Over all lines in the data below, count those holding "Object" and give only the result.

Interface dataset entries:
****
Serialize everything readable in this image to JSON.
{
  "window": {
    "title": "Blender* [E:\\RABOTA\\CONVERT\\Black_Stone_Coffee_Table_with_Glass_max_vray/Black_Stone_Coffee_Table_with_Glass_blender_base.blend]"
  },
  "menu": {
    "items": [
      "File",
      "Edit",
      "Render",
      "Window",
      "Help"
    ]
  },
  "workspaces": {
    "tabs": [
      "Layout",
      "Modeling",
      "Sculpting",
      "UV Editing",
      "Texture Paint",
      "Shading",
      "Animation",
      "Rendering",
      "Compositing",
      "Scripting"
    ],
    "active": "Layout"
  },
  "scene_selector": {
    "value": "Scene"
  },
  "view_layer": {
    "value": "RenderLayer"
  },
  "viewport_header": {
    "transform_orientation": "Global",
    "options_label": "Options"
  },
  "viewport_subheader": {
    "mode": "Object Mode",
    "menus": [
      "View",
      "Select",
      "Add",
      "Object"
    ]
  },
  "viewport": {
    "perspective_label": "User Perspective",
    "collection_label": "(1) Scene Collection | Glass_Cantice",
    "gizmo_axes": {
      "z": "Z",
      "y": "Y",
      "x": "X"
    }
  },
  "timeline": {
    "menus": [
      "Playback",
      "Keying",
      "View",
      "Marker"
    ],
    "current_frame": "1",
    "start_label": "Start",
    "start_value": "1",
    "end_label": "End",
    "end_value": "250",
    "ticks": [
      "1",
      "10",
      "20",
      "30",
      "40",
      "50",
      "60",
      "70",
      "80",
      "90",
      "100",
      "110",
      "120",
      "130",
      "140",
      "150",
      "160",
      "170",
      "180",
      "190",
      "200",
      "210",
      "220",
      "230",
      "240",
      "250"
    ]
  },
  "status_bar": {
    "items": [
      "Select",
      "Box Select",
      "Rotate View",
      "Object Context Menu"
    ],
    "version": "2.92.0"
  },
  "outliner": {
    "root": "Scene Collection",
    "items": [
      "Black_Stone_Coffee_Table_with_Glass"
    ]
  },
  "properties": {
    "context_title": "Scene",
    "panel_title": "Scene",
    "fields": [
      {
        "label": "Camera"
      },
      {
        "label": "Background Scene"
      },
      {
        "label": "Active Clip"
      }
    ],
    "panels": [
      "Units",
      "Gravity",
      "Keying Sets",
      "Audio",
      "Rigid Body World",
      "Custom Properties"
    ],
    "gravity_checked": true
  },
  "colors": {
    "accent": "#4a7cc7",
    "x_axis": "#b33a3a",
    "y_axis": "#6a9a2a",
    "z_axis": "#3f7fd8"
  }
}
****
> Solution to this exercise
3